Dance instructor Bopho Padma watches his dancers in rehearsal as they make their way offstage. “Good use of your upper body,” he tells one dancer whose shoulders and torso were particularly engaging. “The audience can still see you!” he chides another dancer who’s stopped dancing and started pulling at her costume prematurely. When all thirty dancers have made it into the invisibility of the wings (actually a room through a door, in this case), Bopho calls everyone back to review his observations and corrections. The dancers listen solemnly and, at an encouraging clap from Bopho, jump up to go through the last piece one more time—this time focusing more on their footwork.
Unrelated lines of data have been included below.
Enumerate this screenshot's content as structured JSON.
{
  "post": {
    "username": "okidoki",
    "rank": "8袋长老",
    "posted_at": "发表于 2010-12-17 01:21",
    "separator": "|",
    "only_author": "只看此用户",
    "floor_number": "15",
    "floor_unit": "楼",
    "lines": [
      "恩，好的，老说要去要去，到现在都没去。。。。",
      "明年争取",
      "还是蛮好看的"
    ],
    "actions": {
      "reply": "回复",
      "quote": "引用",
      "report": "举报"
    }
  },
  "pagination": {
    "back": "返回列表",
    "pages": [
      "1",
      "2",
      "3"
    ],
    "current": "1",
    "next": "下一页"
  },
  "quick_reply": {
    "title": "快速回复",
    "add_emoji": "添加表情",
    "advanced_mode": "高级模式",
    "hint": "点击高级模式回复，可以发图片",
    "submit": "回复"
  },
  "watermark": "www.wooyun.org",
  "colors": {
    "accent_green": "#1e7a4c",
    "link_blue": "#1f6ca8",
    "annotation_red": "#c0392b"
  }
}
The rehearsal follows basically the same pattern of every rehearsal I’ve ever seen, but these dancers are 13-16 year-old school students learning the traditional folk dances of their Ladakhi culture.
“For us, these dances are a very important part of our identity and history. But it’s becoming less and less common for people to learn them. We want to be able to do them well so we can share them and pass them on,” says one of the students.
“A lot of our traditions are no longer alive. Maybe a lot of young people don’t think it’s important and want to live in an easier way. Even I have a cell phone, but that doesn’t mean our culture shouldn’t be important to us!” says another student, his voice firm with conviction.
Bopho Padma is trying to stoke these interests in tradition amidst challenges from a quickly modernizing society. He comes from generations of professional folk dancers and teachers. “I learned from my father, and he learned from his father. It used to be the custom here to pass on this cultural knowledge between generations in the villages,” he explains. “Now, because many families send their children to the city to receive their education, this tradition has become very disrupted. This is why I am teaching these students at school.”
The dances are hundreds of years old, many descendants of Ladakh’s Tibetan heritage. Buddhism exerts a strong influence. Each dance begins with gestures of respect to the Buddha then progresses through three quickening stages to its climax.
The dances are traditionally performed to mark different occasions. For instance, the mentok stanmo is performed at the beginning of summer. The return of migrating birds is celebrated with the chartses dance, during which women wear beautiful scarves that flow and flutter with the vibrant and joyous choreography. The spao dance, which tells the epic story of Himalayan Buddhist hero Gyalam Kesar, helps pass the winter while transmitting oral and embodied history. (Seasons are a big deal in a place with such a harsh climate.) Other dances celebrate weddings or demarcate the beginnings or ends of festivities. It is the role of professional dancers to perform these dances at the appropriate times, though amateurs sometimes join in. In the case of the rehearsal described above, the students were practicing for a school showcase to honor a visiting religious guru and the lama who founded their school.
“We saw these dances every year in our villages when we were younger!” exclaims a 5th grade student in the audience the night of the show, between lines she’s quietly singing along from her seat. “It’s making me so happy to see this.” Around me, kids’ whispered critiques, few in agreement with one another, indicating local variations in detail or technique from one valley to another. The girls each demonstrate a totally different “correct” way of holding their fingers and timing wrist movements, but the debate is more an expression of mounting interest in what’s happening onstage than a criticism. “I will ask my mother when I go home,” states one student.
“I’m so pleased that the students enjoyed it,” says Bopho after the show. “And even more pleased that they have questions! Everything is changing, but if the children still care enough about these dances to ask questions, talk to their parents and grandparents about them, and learn them, then I feel like I’m doing a good job.”